    Religious freedom is guaranteed by the Constitution of the Republic of Korea. Of the 300 or so registered religions, Buddhism and Confucianism were dominant in the past, and have shaped both the way of life and the attitudes of Koreans since the Three Kingdoms Period. Christianity has developed a vast following since its introduction in the late 18th century, and its influence is now being felt throughout society.
    Koreans have great concern for education and illiteracy is almost non-existent. Children begin their six years of elementary school at the age of six. After three years of middle school and three years of high school, students may advance to university for four years of higher education. There are national examinations for entrance to high school and university, and 30% of high school graduates manage to gain admission to universities. The entrance exams are extremely rigorous, and the fierce competition for places is sometimes referred to as "The admissions war." Today's parents are placing more attention on early education for their children and the preschool educational system is growing rapidly to meet this need.
    As Korea prepares to host the 2000 ASEM Conference and co-host the 2002 World Cup, the goverment, in conjunction with the tourism industry, has made strenuous efforts to improve the standards of tourism. This policy has extended not only to upgrading facilities, but also to changing the mindset of the workers in the service industry, and to raising the English language standards amongst the general public.
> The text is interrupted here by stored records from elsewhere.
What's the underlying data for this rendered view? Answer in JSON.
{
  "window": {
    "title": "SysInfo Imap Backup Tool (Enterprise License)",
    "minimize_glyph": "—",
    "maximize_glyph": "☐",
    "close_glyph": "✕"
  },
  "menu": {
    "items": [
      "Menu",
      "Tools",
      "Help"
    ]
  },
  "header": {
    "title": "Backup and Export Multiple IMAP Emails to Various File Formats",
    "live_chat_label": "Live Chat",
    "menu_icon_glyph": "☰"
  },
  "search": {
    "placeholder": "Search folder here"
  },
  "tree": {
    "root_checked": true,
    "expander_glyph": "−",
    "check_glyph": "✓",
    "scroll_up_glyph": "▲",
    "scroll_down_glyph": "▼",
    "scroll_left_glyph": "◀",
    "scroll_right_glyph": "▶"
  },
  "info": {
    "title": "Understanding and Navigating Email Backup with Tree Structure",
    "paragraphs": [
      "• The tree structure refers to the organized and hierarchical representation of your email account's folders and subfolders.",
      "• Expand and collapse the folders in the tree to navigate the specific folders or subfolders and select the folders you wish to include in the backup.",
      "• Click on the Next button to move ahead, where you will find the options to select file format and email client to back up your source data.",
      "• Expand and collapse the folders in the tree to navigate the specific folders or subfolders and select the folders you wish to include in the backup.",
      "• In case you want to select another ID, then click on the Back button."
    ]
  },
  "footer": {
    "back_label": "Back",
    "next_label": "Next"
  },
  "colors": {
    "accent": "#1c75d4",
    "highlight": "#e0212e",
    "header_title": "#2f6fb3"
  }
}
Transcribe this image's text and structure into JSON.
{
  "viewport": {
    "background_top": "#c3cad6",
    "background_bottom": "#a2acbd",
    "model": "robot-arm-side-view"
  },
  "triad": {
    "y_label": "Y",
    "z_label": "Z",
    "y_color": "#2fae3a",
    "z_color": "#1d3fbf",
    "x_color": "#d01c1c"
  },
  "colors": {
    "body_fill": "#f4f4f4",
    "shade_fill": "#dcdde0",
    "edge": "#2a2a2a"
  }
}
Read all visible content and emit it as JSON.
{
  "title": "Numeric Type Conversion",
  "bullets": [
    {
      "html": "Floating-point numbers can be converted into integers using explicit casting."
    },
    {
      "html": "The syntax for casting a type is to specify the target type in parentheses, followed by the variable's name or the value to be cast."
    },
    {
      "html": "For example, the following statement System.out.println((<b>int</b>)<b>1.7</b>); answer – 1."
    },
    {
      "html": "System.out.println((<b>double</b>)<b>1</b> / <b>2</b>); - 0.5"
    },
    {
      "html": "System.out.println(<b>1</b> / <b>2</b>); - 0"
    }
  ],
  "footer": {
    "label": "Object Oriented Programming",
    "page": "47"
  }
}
The long heritage and inspiring scenery of Korean impress all visitors with their uniqueness and charm.